Rubis has been at odds with the Government since the Browne administration rejected a move by the company to increase its profit margins.
“If we have investors – so-called foreign investors – who are pursuing their own profit motives at the detriment of our people, then it is time for them to leave,” he said on the state-owned ABS television.
The Prime Minister explained Rubis had made a proposal to increase its wholesale fuel margins in the past, but he refused to entertain the idea since it would affect consumers and other local businesses.
“We recognize at the heart of this issue is the fact they have been pushing my government to increase the margins, and clearly it will be unacceptable for us to allow them to increase the margins and then pass it on to consumers and increase petrol prices,” Browne added.
The company is, however, standing its ground.

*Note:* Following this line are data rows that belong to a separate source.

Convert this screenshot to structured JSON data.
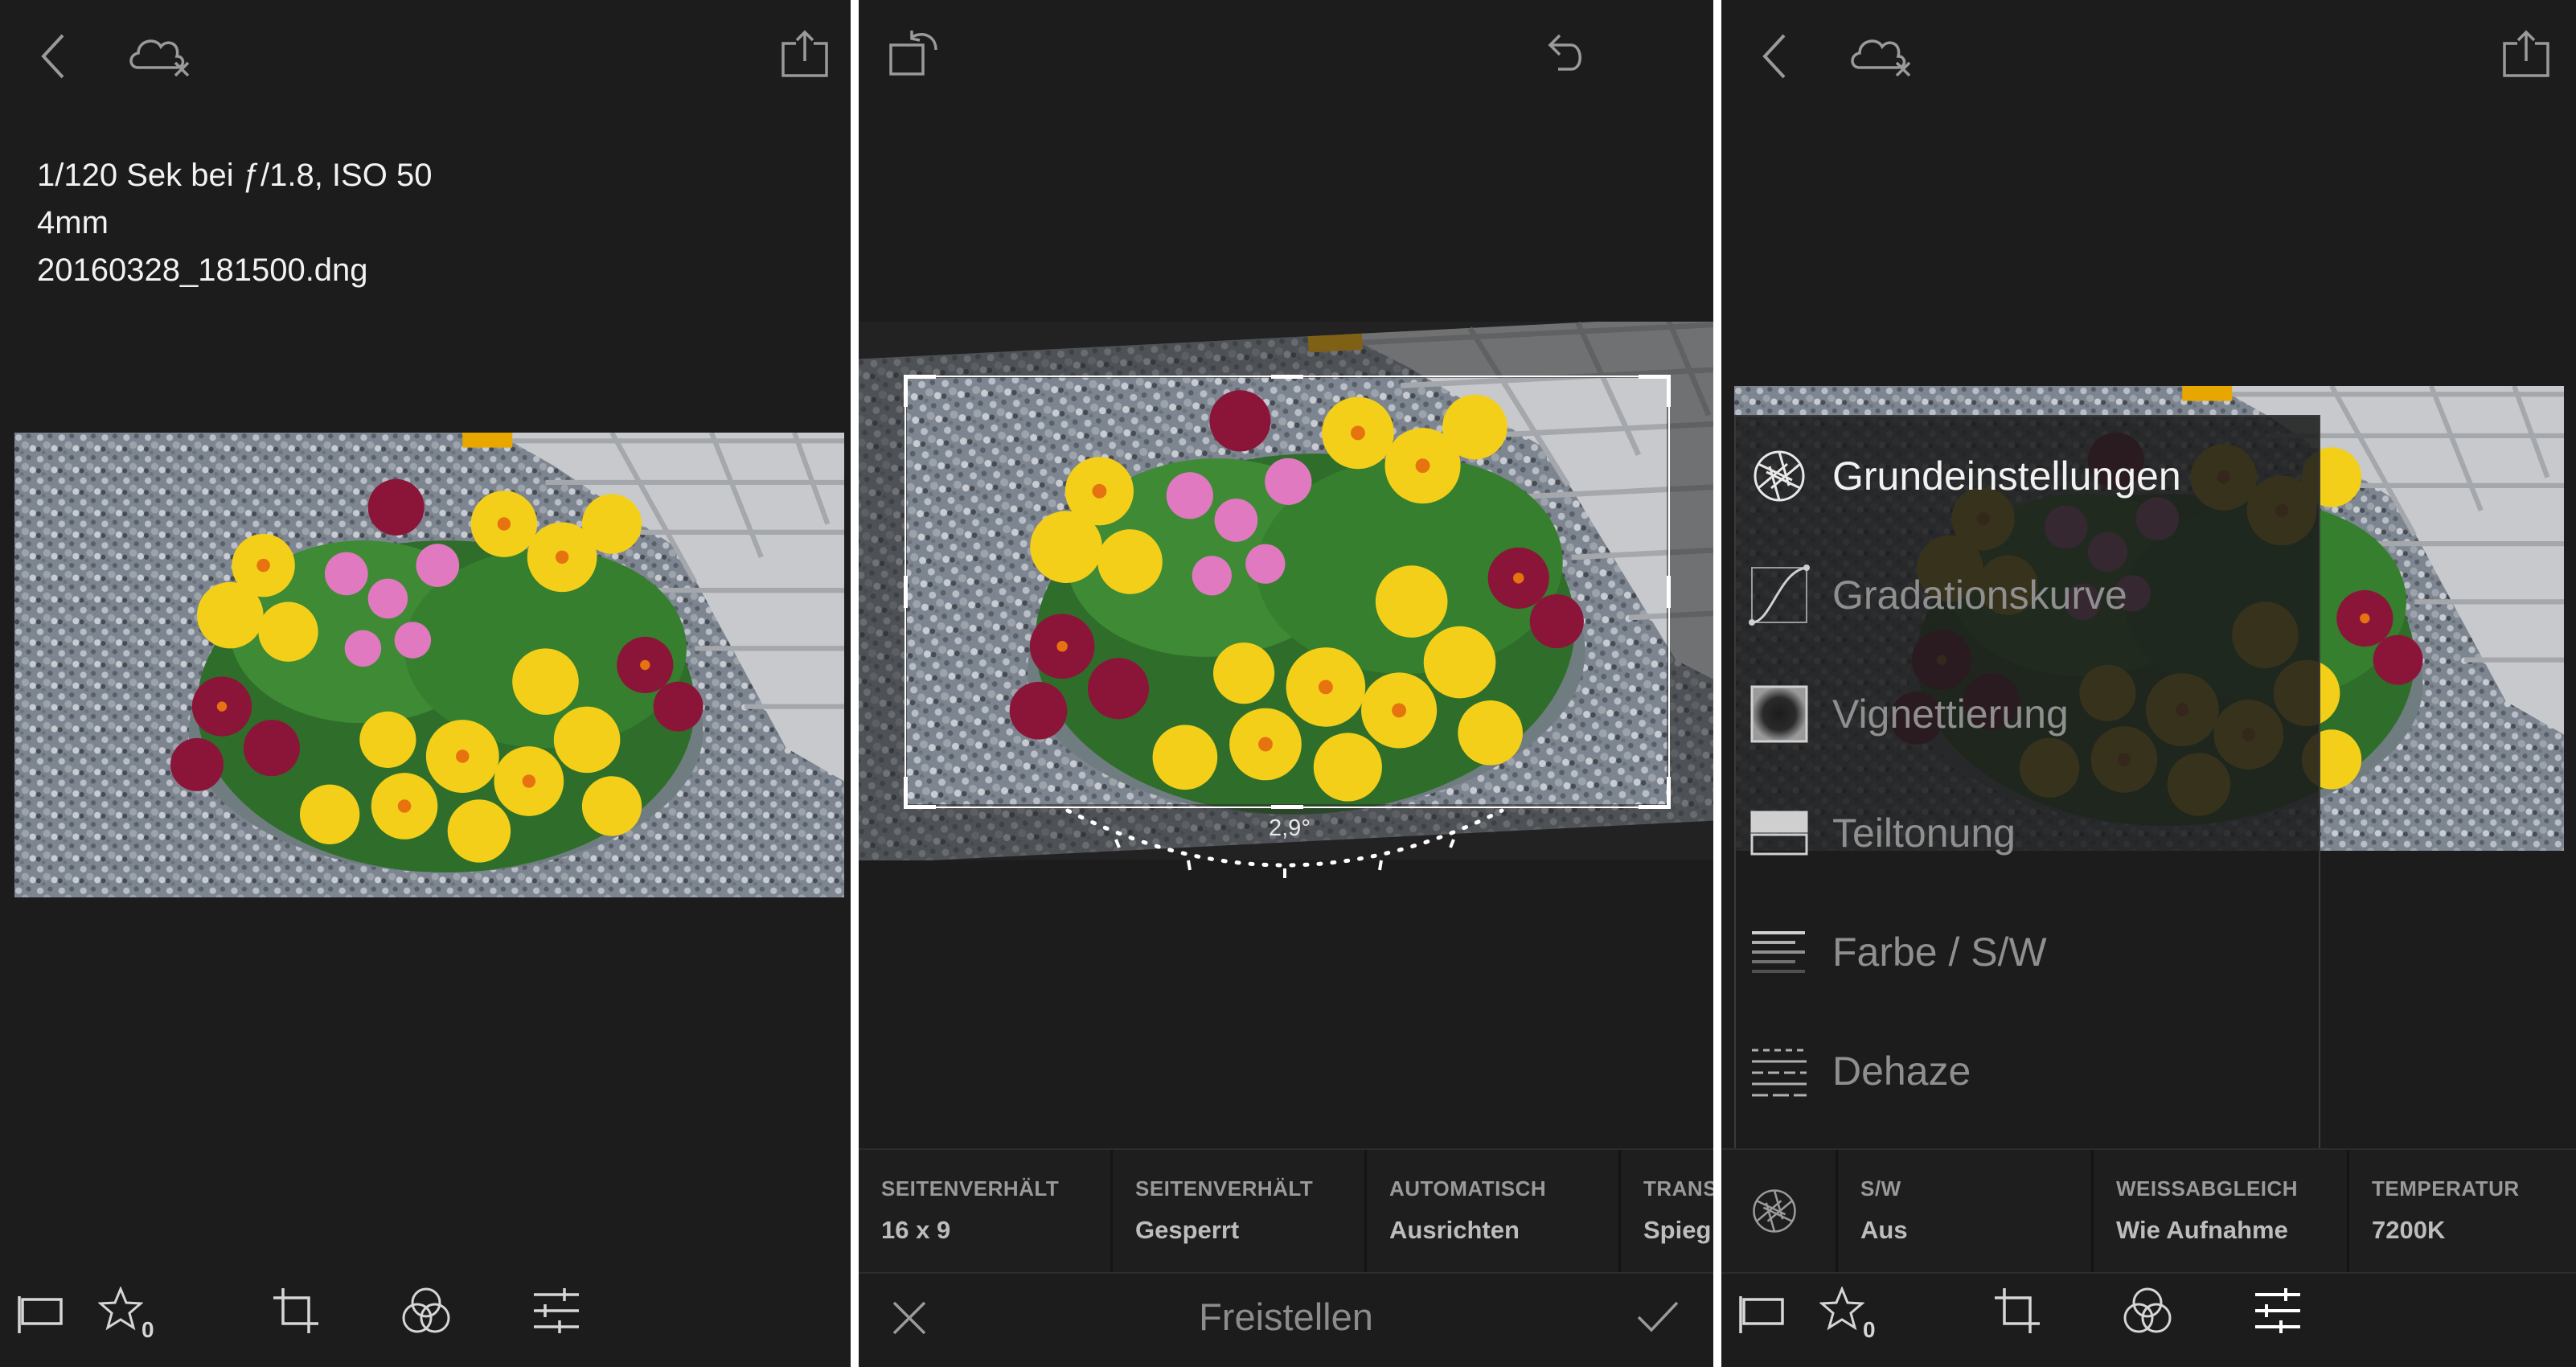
{
  "panel1": {
    "info_lines": [
      "1/120 Sek bei ƒ/1.8, ISO 50",
      "4mm",
      "20160328_181500.dng"
    ],
    "icons": [
      "back-icon",
      "cloud-off-icon",
      "share-icon"
    ],
    "bottom": {
      "rating_count": "0",
      "icons": [
        "flag-icon",
        "star-icon",
        "crop-icon",
        "color-circles-icon",
        "sliders-icon"
      ]
    }
  },
  "panel2": {
    "icons": [
      "rotate-icon",
      "undo-icon"
    ],
    "angle_label": "2,9°",
    "tools": [
      {
        "label": "SEITENVERHÄLT",
        "value": "16 x 9"
      },
      {
        "label": "SEITENVERHÄLT",
        "value": "Gesperrt"
      },
      {
        "label": "AUTOMATISCH",
        "value": "Ausrichten"
      },
      {
        "label": "TRANS",
        "value": "Spieg"
      }
    ],
    "title": "Freistellen",
    "bottom_icons": [
      "cancel-icon",
      "confirm-icon"
    ]
  },
  "panel3": {
    "icons": [
      "back-icon",
      "cloud-off-icon",
      "share-icon"
    ],
    "menu": [
      {
        "label": "Grundeinstellungen",
        "icon": "aperture-icon",
        "active": true
      },
      {
        "label": "Gradationskurve",
        "icon": "curve-icon",
        "active": false
      },
      {
        "label": "Vignettierung",
        "icon": "vignette-icon",
        "active": false
      },
      {
        "label": "Teiltonung",
        "icon": "split-toning-icon",
        "active": false
      },
      {
        "label": "Farbe / S/W",
        "icon": "color-bw-icon",
        "active": false
      },
      {
        "label": "Dehaze",
        "icon": "dehaze-icon",
        "active": false
      }
    ],
    "tools": [
      {
        "label": "S/W",
        "value": "Aus"
      },
      {
        "label": "WEISSABGLEICH",
        "value": "Wie Aufnahme"
      },
      {
        "label": "TEMPERATUR",
        "value": "7200K"
      }
    ],
    "bottom": {
      "rating_count": "0"
    }
  },
  "colors": {
    "background": "#1c1c1c",
    "text": "#e8e8e8",
    "muted": "#9a9a9a",
    "accent_yellow": "#f5d400",
    "magenta": "#c2185b"
  }
}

Chief executive officer of Rubis Caribbean Maurico Nicholls has argued that margins have been frozen in Antigua and Barbuda for the last 27 years and this was hurting the company’s bottom line.
“A business cannot survive on margins that are frozen forever where the cost of doing business is rising every year,” he told the Antigua Observer.
Adamant that the wholesale margins had not kept pace with inflation rates or the current margins in neighbouring Eastern Caribbean countries, Nicholls maintains the company’s demands were well justified.
“All we are asking the government and have been asking for years is that the margins are brought in line with the accumulated inflation with the 27-year period and in line with average wholesale margins in the rest of the Eastern Caribbean countries,” the CEO said.
The company has since issued letters to gas station owners indicating it would not be renewing their leases in the New Year.
One operator has filed a legal challenge against Rubis to renegotiate a contract.